"For the vast majority of people, these inflatables are very handy," Fisk said. "They're typically stored in a bag, and in three or four minutes you're ready to go."
Practically any DVD-friendly technology with solid audio capabilities may be used, from game boxes and laptop computers to high-end players. The trick is using a DVD source connectable to a projector — the most expensive component — that also plugs into satisfactory speakers stationed at the base of the screen. Adapters or longer cables may be required.
Projectors are available at many electronics and discount stores and their Web sites, priced at $500 and way up. If that's too pricey, some rental stores offer projectors for less than $50 per week. If you're lucky enough to work at a business that owns a projector, ask about borrowing one for the weekend. (Inviting the boss' family would boost that chance.)
That is, unless you're the boss, like Ron Lee and Kristin Coffey, owners of Cheers Events, a party-planning company. Lee and Coffey regularly supply private and corporate events with all the necessary equipment. When it isn't booked, they may set up a theater in their St. Petersburg back yard for personal entertainment.

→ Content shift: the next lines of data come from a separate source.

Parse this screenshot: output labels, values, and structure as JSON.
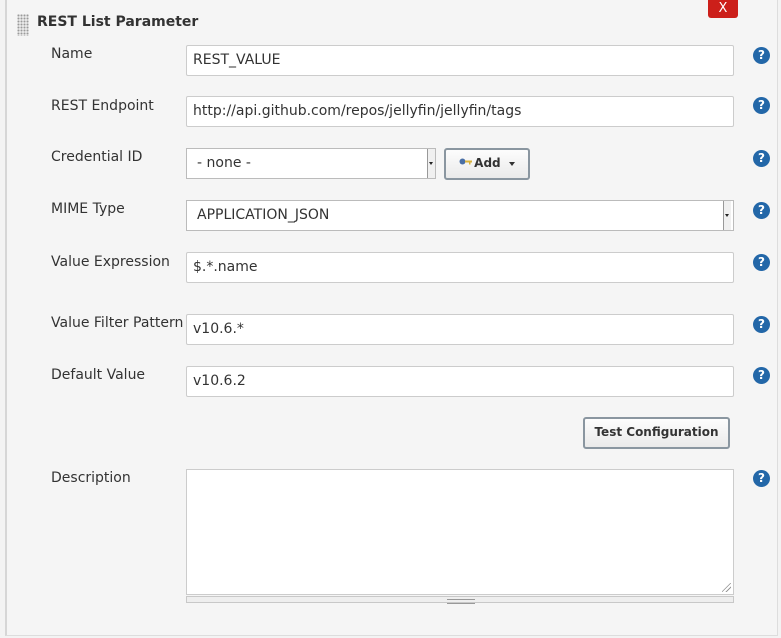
{
  "section": {
    "title": "REST List Parameter",
    "close_label": "X"
  },
  "help_label": "?",
  "fields": {
    "name": {
      "label": "Name",
      "value": "REST_VALUE"
    },
    "rest_endpoint": {
      "label": "REST Endpoint",
      "value": "http://api.github.com/repos/jellyfin/jellyfin/tags"
    },
    "credential_id": {
      "label": "Credential ID",
      "selected": "- none -",
      "add_label": "Add"
    },
    "mime_type": {
      "label": "MIME Type",
      "selected": "APPLICATION_JSON"
    },
    "value_expression": {
      "label": "Value Expression",
      "value": "$.*.name"
    },
    "value_filter_pattern": {
      "label": "Value Filter Pattern",
      "value": "v10.6.*"
    },
    "default_value": {
      "label": "Default Value",
      "value": "v10.6.2"
    },
    "description": {
      "label": "Description",
      "value": ""
    }
  },
  "test_button_label": "Test Configuration",
  "colors": {
    "close_button": "#cc1f1a",
    "help_icon": "#2367a8"
  }
}
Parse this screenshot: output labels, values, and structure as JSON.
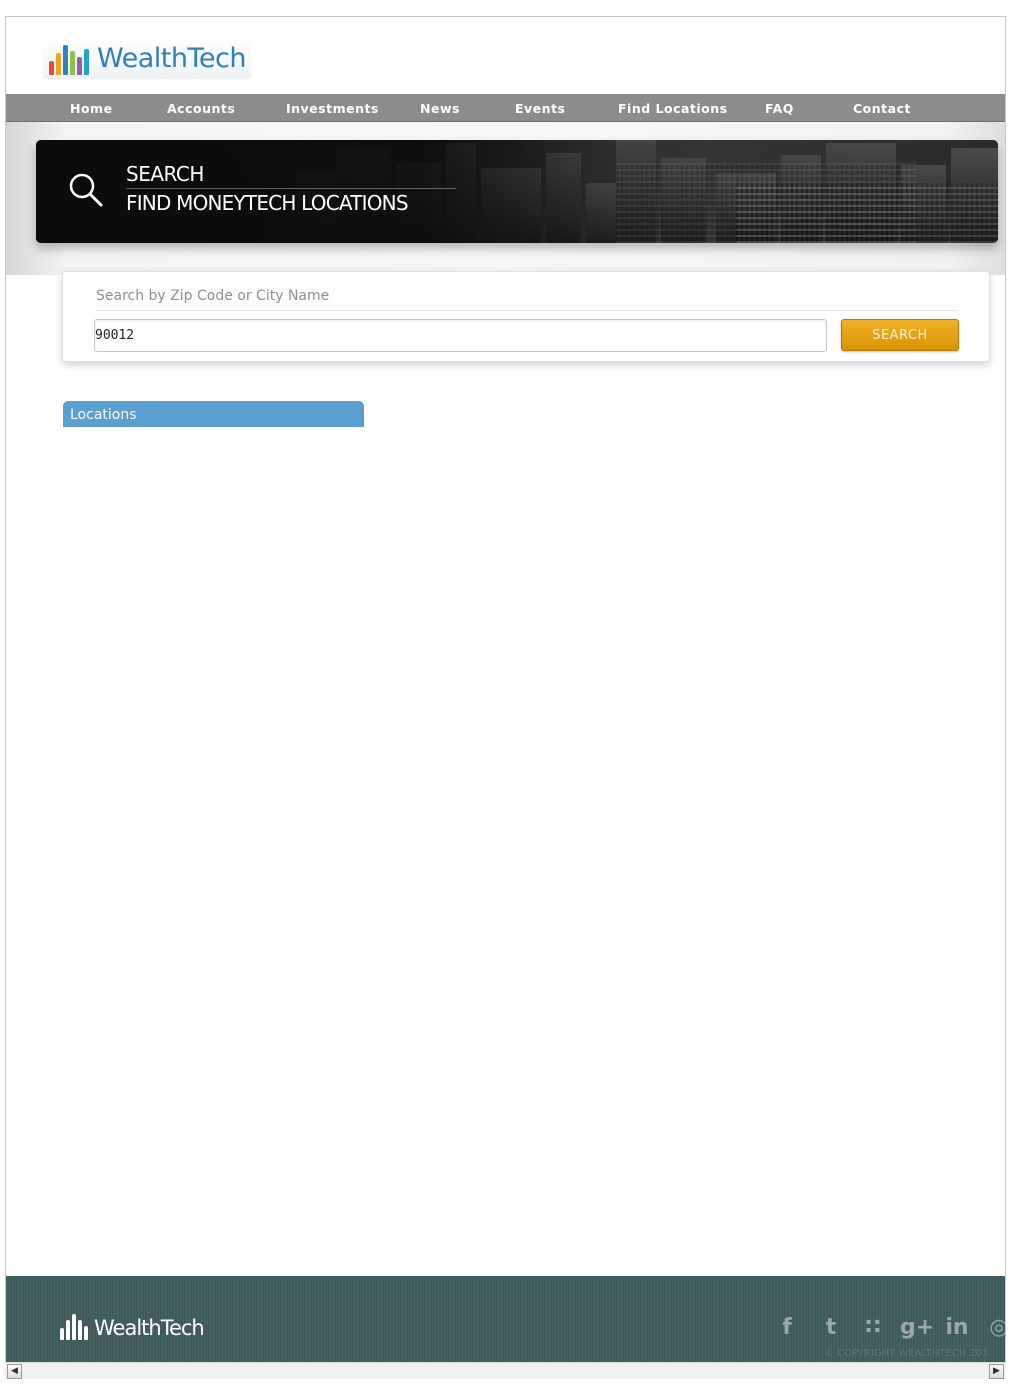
{
  "brand": {
    "name": "WealthTech",
    "accent": "#2f7fc1"
  },
  "nav": {
    "items": [
      {
        "label": "Home"
      },
      {
        "label": "Accounts"
      },
      {
        "label": "Investments"
      },
      {
        "label": "News"
      },
      {
        "label": "Events"
      },
      {
        "label": "Find Locations"
      },
      {
        "label": "FAQ"
      },
      {
        "label": "Contact"
      }
    ]
  },
  "banner": {
    "title": "SEARCH",
    "subtitle": "FIND MONEYTECH LOCATIONS",
    "icon": "search-icon"
  },
  "search": {
    "label": "Search by Zip Code or City Name",
    "value": "90012",
    "button_label": "SEARCH",
    "button_color": "#e5a10f"
  },
  "locations": {
    "header": "Locations",
    "color": "#5b9fd1"
  },
  "footer": {
    "brand": "WealthTech",
    "social": [
      {
        "icon": "facebook-icon",
        "glyph": "f"
      },
      {
        "icon": "twitter-icon",
        "glyph": "t"
      },
      {
        "icon": "rss-icon",
        "glyph": "∷"
      },
      {
        "icon": "google-plus-icon",
        "glyph": "g+"
      },
      {
        "icon": "linkedin-icon",
        "glyph": "in"
      },
      {
        "icon": "dribbble-icon",
        "glyph": "◎"
      }
    ],
    "copyright": "© COPYRIGHT WEALTHTECH 201",
    "bg_color": "#3f5a5a"
  },
  "scrollbar": {
    "left_icon": "scroll-left-icon",
    "right_icon": "scroll-right-icon"
  }
}
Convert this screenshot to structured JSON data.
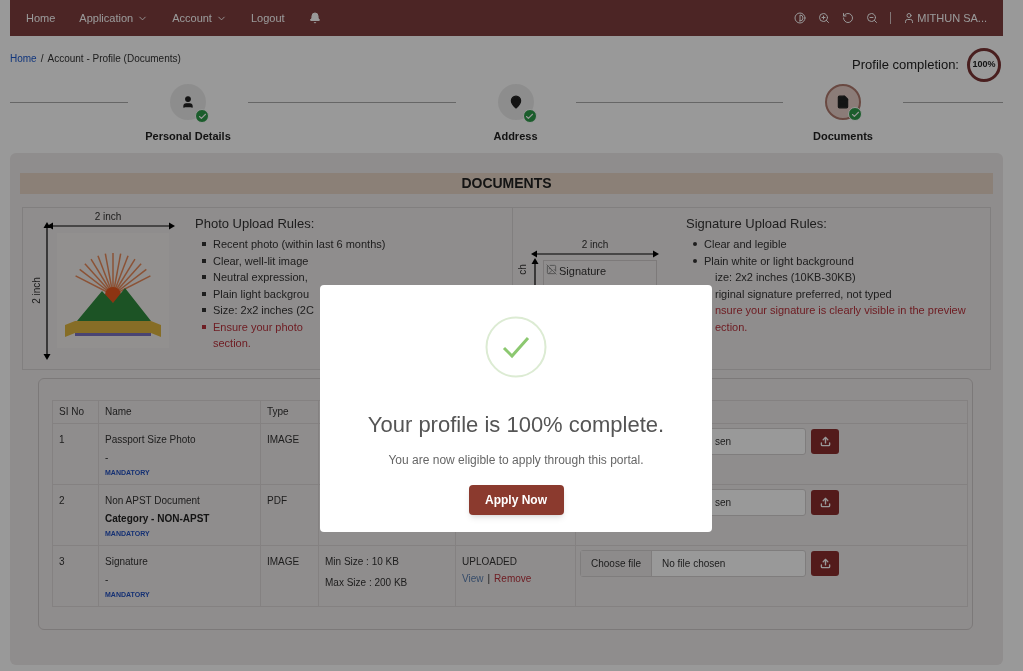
{
  "nav": {
    "items": [
      {
        "label": "Home",
        "dropdown": false
      },
      {
        "label": "Application",
        "dropdown": true
      },
      {
        "label": "Account",
        "dropdown": true
      },
      {
        "label": "Logout",
        "dropdown": false
      }
    ],
    "user": "MITHUN SA..."
  },
  "breadcrumb": {
    "items": [
      "Home",
      "Account - Profile (Documents)"
    ],
    "separator": "/"
  },
  "profile_completion": {
    "label": "Profile completion:",
    "value": "100%"
  },
  "steps": [
    {
      "label": "Personal Details",
      "completed": true,
      "selected": false
    },
    {
      "label": "Address",
      "completed": true,
      "selected": false
    },
    {
      "label": "Documents",
      "completed": true,
      "selected": true
    }
  ],
  "documents": {
    "title": "DOCUMENTS",
    "photo": {
      "width_label": "2 inch",
      "height_label": "2 inch",
      "title": "Photo Upload Rules:",
      "rules": [
        {
          "text": "Recent photo (within last 6 months)",
          "kind": "normal",
          "bullet": true
        },
        {
          "text": "Clear, well-lit image",
          "kind": "normal",
          "bullet": true
        },
        {
          "text": "Neutral expression,",
          "kind": "normal",
          "bullet": true
        },
        {
          "text": "Plain light backgrou",
          "kind": "normal",
          "bullet": true
        },
        {
          "text": "Size: 2x2 inches (2C",
          "kind": "normal",
          "bullet": true
        },
        {
          "text": "Ensure your photo",
          "kind": "warning",
          "bullet": true
        },
        {
          "text": "section.",
          "kind": "warning",
          "bullet": false
        }
      ]
    },
    "signature": {
      "width_label": "2 inch",
      "height_label": "ch",
      "image_alt": "Signature",
      "title": "Signature Upload Rules:",
      "rules": [
        {
          "text": "Clear and legible",
          "kind": "normal",
          "bullet": true
        },
        {
          "text": "Plain white or light background",
          "kind": "normal",
          "bullet": true
        },
        {
          "text": "ize: 2x2 inches (10KB-30KB)",
          "kind": "normal",
          "bullet": false
        },
        {
          "text": "riginal signature preferred, not typed",
          "kind": "normal",
          "bullet": false
        },
        {
          "text": "nsure your signature is clearly visible in the preview",
          "kind": "warning",
          "bullet": false
        },
        {
          "text": "ection.",
          "kind": "warning",
          "bullet": false
        }
      ]
    }
  },
  "table": {
    "columns": [
      "SI No",
      "Name",
      "Type"
    ],
    "rows": [
      {
        "sl": "1",
        "name": "Passport Size Photo",
        "category": "-",
        "tag": "MANDATORY",
        "type": "IMAGE",
        "file_text": "sen"
      },
      {
        "sl": "2",
        "name": "Non APST Document",
        "category": "Category - NON-APST",
        "tag": "MANDATORY",
        "type": "PDF",
        "file_text": "sen"
      },
      {
        "sl": "3",
        "name": "Signature",
        "category": "-",
        "tag": "MANDATORY",
        "type": "IMAGE",
        "size": [
          "Min Size : 10 KB",
          "Max Size : 200 KB"
        ],
        "status": "UPLOADED",
        "links": [
          {
            "label": "View",
            "kind": "view"
          },
          {
            "label": "Remove",
            "kind": "remove"
          }
        ],
        "link_separator": "|",
        "choose_button": "Choose file",
        "file_text": "No file chosen"
      }
    ]
  },
  "modal": {
    "title": "Your profile is 100% complete.",
    "message": "You are now eligible to apply through this portal.",
    "button": "Apply Now"
  }
}
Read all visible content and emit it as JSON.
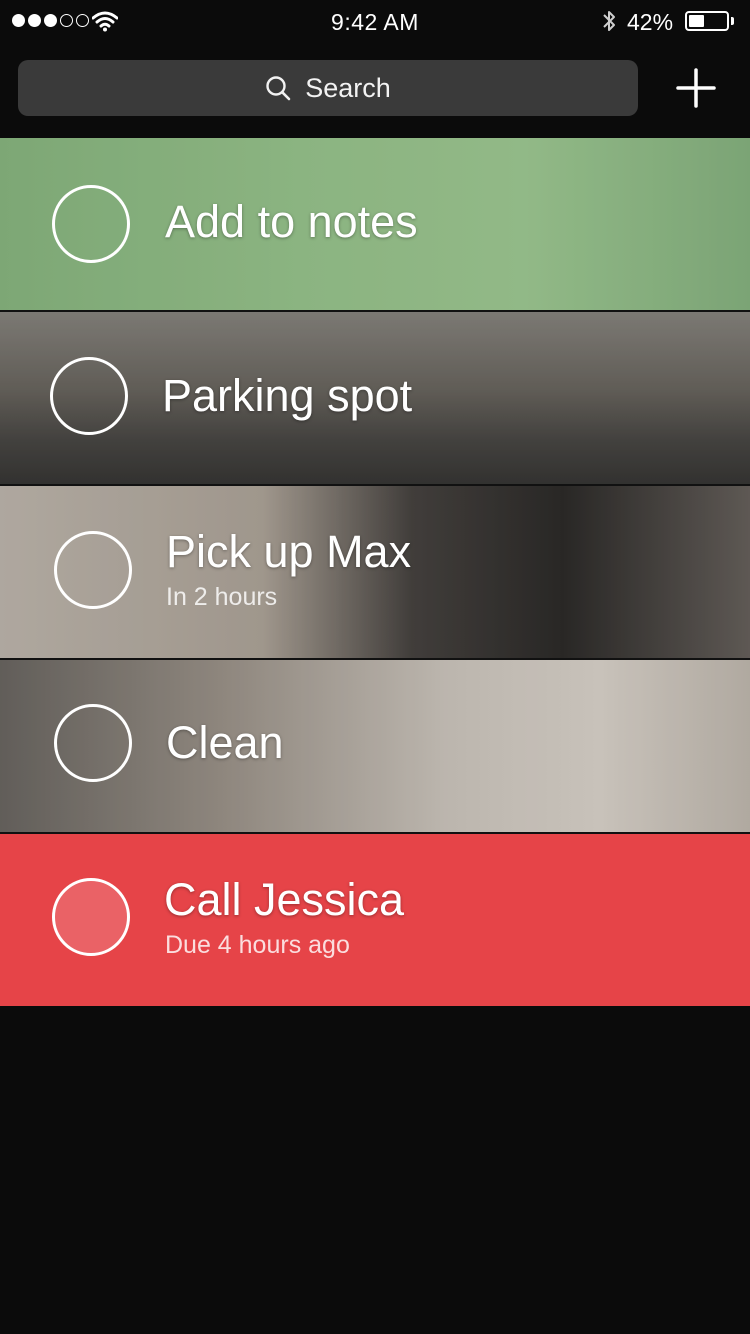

With the proper setup, a backyard movie theater is the next best thing to drive-in days. I went the flashback route on my 50th birthday, buying a discounted inflatable screen and trading it to a party service for providing the projector and audio. More than 100 of my closest friends enjoyed The Big Lebowski under December moonlight, preceded by vintage preview trailers and concession stand ads.
The only things missing were Pic mosquito repellent coils (who needs DDT?) and honking car horns. And a swing set.
Steve Persall can be reached at firstname.lastname@example.org or (727) 893-8365. Read his blog, Reeling in the Years, at blogs.tampabay.com/ movies.